■ **Task requirements**
Starting from the first line below, repeat the data exactly through to the last.

##### Recorded data #####

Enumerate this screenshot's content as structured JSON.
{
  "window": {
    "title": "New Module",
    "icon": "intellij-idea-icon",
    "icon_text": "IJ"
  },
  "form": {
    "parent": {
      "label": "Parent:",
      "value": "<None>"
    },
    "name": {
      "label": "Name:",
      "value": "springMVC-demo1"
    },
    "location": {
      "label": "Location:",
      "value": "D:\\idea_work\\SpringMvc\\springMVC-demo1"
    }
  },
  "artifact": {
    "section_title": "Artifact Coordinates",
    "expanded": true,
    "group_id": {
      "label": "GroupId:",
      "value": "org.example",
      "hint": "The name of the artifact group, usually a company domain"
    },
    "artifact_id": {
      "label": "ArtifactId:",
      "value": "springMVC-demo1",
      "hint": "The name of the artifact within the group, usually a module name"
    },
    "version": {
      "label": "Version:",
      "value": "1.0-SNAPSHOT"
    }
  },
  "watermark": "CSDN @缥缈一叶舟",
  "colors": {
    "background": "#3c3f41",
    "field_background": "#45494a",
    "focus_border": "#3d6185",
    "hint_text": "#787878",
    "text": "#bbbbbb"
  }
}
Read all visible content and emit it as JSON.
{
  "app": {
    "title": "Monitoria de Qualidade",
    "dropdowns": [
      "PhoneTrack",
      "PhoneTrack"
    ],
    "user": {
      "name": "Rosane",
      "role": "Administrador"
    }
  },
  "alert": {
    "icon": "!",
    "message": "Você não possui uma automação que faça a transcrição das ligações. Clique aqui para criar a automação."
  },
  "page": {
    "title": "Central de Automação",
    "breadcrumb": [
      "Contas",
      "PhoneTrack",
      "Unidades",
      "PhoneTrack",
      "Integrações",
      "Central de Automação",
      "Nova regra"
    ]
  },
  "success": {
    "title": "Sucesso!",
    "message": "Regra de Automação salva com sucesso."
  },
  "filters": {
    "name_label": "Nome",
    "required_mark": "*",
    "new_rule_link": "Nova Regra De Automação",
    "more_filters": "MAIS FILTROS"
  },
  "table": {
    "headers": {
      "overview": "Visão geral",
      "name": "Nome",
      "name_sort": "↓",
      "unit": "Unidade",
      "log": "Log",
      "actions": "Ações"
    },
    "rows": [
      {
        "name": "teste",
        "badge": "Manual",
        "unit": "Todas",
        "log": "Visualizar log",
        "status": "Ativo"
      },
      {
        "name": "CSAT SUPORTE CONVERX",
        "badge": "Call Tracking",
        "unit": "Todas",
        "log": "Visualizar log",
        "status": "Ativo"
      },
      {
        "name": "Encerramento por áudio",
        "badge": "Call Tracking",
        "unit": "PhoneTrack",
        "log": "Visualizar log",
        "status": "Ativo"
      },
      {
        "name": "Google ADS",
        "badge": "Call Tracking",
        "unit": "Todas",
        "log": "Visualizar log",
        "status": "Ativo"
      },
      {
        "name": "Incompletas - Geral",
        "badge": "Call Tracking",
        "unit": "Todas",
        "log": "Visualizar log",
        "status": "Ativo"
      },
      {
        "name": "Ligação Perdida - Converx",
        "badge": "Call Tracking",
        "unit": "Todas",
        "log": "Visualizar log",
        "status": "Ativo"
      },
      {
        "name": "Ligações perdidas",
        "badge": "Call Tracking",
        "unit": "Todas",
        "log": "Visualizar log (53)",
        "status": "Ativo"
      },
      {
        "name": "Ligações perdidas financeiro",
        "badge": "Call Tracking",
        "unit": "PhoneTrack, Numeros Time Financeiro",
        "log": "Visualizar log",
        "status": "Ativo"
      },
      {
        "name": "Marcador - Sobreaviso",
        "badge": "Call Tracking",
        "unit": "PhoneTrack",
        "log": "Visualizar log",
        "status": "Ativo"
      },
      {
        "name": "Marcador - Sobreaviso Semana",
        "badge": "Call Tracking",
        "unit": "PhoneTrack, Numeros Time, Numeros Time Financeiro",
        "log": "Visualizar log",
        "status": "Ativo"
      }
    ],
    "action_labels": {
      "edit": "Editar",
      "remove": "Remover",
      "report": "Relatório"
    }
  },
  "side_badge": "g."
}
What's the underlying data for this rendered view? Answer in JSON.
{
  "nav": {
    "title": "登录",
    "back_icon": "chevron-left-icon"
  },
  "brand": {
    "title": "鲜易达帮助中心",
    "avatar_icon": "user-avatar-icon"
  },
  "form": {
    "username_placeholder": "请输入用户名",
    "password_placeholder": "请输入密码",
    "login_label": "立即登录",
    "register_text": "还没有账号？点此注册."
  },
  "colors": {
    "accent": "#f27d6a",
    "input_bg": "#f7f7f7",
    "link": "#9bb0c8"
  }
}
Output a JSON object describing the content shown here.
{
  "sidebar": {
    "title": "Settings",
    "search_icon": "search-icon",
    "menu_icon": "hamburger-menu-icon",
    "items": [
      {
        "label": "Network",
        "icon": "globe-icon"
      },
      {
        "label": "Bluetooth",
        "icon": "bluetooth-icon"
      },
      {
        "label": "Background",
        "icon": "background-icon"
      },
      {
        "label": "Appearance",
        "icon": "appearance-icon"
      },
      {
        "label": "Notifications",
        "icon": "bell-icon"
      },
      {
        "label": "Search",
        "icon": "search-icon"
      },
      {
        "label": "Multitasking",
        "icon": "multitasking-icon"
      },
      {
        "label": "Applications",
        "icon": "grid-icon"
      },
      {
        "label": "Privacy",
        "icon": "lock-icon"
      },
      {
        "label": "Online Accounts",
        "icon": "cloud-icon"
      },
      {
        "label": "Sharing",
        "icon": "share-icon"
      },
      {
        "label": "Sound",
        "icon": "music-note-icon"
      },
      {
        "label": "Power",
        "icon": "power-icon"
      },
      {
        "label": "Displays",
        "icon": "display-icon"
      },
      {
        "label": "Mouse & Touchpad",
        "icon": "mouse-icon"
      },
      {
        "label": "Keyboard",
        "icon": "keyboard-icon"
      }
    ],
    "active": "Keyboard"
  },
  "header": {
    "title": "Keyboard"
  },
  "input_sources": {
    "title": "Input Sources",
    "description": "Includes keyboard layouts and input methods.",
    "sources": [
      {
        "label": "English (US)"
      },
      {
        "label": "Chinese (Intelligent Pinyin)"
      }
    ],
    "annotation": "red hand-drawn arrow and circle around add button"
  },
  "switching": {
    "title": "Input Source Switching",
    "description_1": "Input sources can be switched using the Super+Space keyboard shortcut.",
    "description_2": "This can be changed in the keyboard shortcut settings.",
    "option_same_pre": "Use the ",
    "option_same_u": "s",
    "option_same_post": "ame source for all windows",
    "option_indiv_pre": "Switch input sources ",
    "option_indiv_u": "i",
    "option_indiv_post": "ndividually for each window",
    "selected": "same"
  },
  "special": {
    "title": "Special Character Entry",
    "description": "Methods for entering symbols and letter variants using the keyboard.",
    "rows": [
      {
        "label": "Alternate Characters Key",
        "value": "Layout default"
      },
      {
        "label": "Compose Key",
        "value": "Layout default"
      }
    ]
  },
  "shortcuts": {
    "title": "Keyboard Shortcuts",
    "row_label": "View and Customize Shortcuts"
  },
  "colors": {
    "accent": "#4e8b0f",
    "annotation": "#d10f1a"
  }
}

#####

■ **Exercise output**
Enumerate this screenshot's content as structured JSON.
{
  "window": {
    "title": "New Module",
    "icon": "intellij-idea-icon",
    "icon_text": "IJ"
  },
  "form": {
    "parent": {
      "label": "Parent:",
      "value": "<None>"
    },
    "name": {
      "label": "Name:",
      "value": "springMVC-demo1"
    },
    "location": {
      "label": "Location:",
      "value": "D:\\idea_work\\SpringMvc\\springMVC-demo1"
    }
  },
  "artifact": {
    "section_title": "Artifact Coordinates",
    "expanded": true,
    "group_id": {
      "label": "GroupId:",
      "value": "org.example",
      "hint": "The name of the artifact group, usually a company domain"
    },
    "artifact_id": {
      "label": "ArtifactId:",
      "value": "springMVC-demo1",
      "hint": "The name of the artifact within the group, usually a module name"
    },
    "version": {
      "label": "Version:",
      "value": "1.0-SNAPSHOT"
    }
  },
  "watermark": "CSDN @缥缈一叶舟",
  "colors": {
    "background": "#3c3f41",
    "field_background": "#45494a",
    "focus_border": "#3d6185",
    "hint_text": "#787878",
    "text": "#bbbbbb"
  }
}
Read all visible content and emit it as JSON.
{
  "app": {
    "title": "Monitoria de Qualidade",
    "dropdowns": [
      "PhoneTrack",
      "PhoneTrack"
    ],
    "user": {
      "name": "Rosane",
      "role": "Administrador"
    }
  },
  "alert": {
    "icon": "!",
    "message": "Você não possui uma automação que faça a transcrição das ligações. Clique aqui para criar a automação."
  },
  "page": {
    "title": "Central de Automação",
    "breadcrumb": [
      "Contas",
      "PhoneTrack",
      "Unidades",
      "PhoneTrack",
      "Integrações",
      "Central de Automação",
      "Nova regra"
    ]
  },
  "success": {
    "title": "Sucesso!",
    "message": "Regra de Automação salva com sucesso."
  },
  "filters": {
    "name_label": "Nome",
    "required_mark": "*",
    "new_rule_link": "Nova Regra De Automação",
    "more_filters": "MAIS FILTROS"
  },
  "table": {
    "headers": {
      "overview": "Visão geral",
      "name": "Nome",
      "name_sort": "↓",
      "unit": "Unidade",
      "log": "Log",
      "actions": "Ações"
    },
    "rows": [
      {
        "name": "teste",
        "badge": "Manual",
        "unit": "Todas",
        "log": "Visualizar log",
        "status": "Ativo"
      },
      {
        "name": "CSAT SUPORTE CONVERX",
        "badge": "Call Tracking",
        "unit": "Todas",
        "log": "Visualizar log",
        "status": "Ativo"
      },
      {
        "name": "Encerramento por áudio",
        "badge": "Call Tracking",
        "unit": "PhoneTrack",
        "log": "Visualizar log",
        "status": "Ativo"
      },
      {
        "name": "Google ADS",
        "badge": "Call Tracking",
        "unit": "Todas",
        "log": "Visualizar log",
        "status": "Ativo"
      },
      {
        "name": "Incompletas - Geral",
        "badge": "Call Tracking",
        "unit": "Todas",
        "log": "Visualizar log",
        "status": "Ativo"
      },
      {
        "name": "Ligação Perdida - Converx",
        "badge": "Call Tracking",
        "unit": "Todas",
        "log": "Visualizar log",
        "status": "Ativo"
      },
      {
        "name": "Ligações perdidas",
        "badge": "Call Tracking",
        "unit": "Todas",
        "log": "Visualizar log (53)",
        "status": "Ativo"
      },
      {
        "name": "Ligações perdidas financeiro",
        "badge": "Call Tracking",
        "unit": "PhoneTrack, Numeros Time Financeiro",
        "log": "Visualizar log",
        "status": "Ativo"
      },
      {
        "name": "Marcador - Sobreaviso",
        "badge": "Call Tracking",
        "unit": "PhoneTrack",
        "log": "Visualizar log",
        "status": "Ativo"
      },
      {
        "name": "Marcador - Sobreaviso Semana",
        "badge": "Call Tracking",
        "unit": "PhoneTrack, Numeros Time, Numeros Time Financeiro",
        "log": "Visualizar log",
        "status": "Ativo"
      }
    ],
    "action_labels": {
      "edit": "Editar",
      "remove": "Remover",
      "report": "Relatório"
    }
  },
  "side_badge": "g."
}
What's the underlying data for this rendered view? Answer in JSON.
{
  "nav": {
    "title": "登录",
    "back_icon": "chevron-left-icon"
  },
  "brand": {
    "title": "鲜易达帮助中心",
    "avatar_icon": "user-avatar-icon"
  },
  "form": {
    "username_placeholder": "请输入用户名",
    "password_placeholder": "请输入密码",
    "login_label": "立即登录",
    "register_text": "还没有账号？点此注册."
  },
  "colors": {
    "accent": "#f27d6a",
    "input_bg": "#f7f7f7",
    "link": "#9bb0c8"
  }
}
Output a JSON object describing the content shown here.
{
  "sidebar": {
    "title": "Settings",
    "search_icon": "search-icon",
    "menu_icon": "hamburger-menu-icon",
    "items": [
      {
        "label": "Network",
        "icon": "globe-icon"
      },
      {
        "label": "Bluetooth",
        "icon": "bluetooth-icon"
      },
      {
        "label": "Background",
        "icon": "background-icon"
      },
      {
        "label": "Appearance",
        "icon": "appearance-icon"
      },
      {
        "label": "Notifications",
        "icon": "bell-icon"
      },
      {
        "label": "Search",
        "icon": "search-icon"
      },
      {
        "label": "Multitasking",
        "icon": "multitasking-icon"
      },
      {
        "label": "Applications",
        "icon": "grid-icon"
      },
      {
        "label": "Privacy",
        "icon": "lock-icon"
      },
      {
        "label": "Online Accounts",
        "icon": "cloud-icon"
      },
      {
        "label": "Sharing",
        "icon": "share-icon"
      },
      {
        "label": "Sound",
        "icon": "music-note-icon"
      },
      {
        "label": "Power",
        "icon": "power-icon"
      },
      {
        "label": "Displays",
        "icon": "display-icon"
      },
      {
        "label": "Mouse & Touchpad",
        "icon": "mouse-icon"
      },
      {
        "label": "Keyboard",
        "icon": "keyboard-icon"
      }
    ],
    "active": "Keyboard"
  },
  "header": {
    "title": "Keyboard"
  },
  "input_sources": {
    "title": "Input Sources",
    "description": "Includes keyboard layouts and input methods.",
    "sources": [
      {
        "label": "English (US)"
      },
      {
        "label": "Chinese (Intelligent Pinyin)"
      }
    ],
    "annotation": "red hand-drawn arrow and circle around add button"
  },
  "switching": {
    "title": "Input Source Switching",
    "description_1": "Input sources can be switched using the Super+Space keyboard shortcut.",
    "description_2": "This can be changed in the keyboard shortcut settings.",
    "option_same_pre": "Use the ",
    "option_same_u": "s",
    "option_same_post": "ame source for all windows",
    "option_indiv_pre": "Switch input sources ",
    "option_indiv_u": "i",
    "option_indiv_post": "ndividually for each window",
    "selected": "same"
  },
  "special": {
    "title": "Special Character Entry",
    "description": "Methods for entering symbols and letter variants using the keyboard.",
    "rows": [
      {
        "label": "Alternate Characters Key",
        "value": "Layout default"
      },
      {
        "label": "Compose Key",
        "value": "Layout default"
      }
    ]
  },
  "shortcuts": {
    "title": "Keyboard Shortcuts",
    "row_label": "View and Customize Shortcuts"
  },
  "colors": {
    "accent": "#4e8b0f",
    "annotation": "#d10f1a"
  }
}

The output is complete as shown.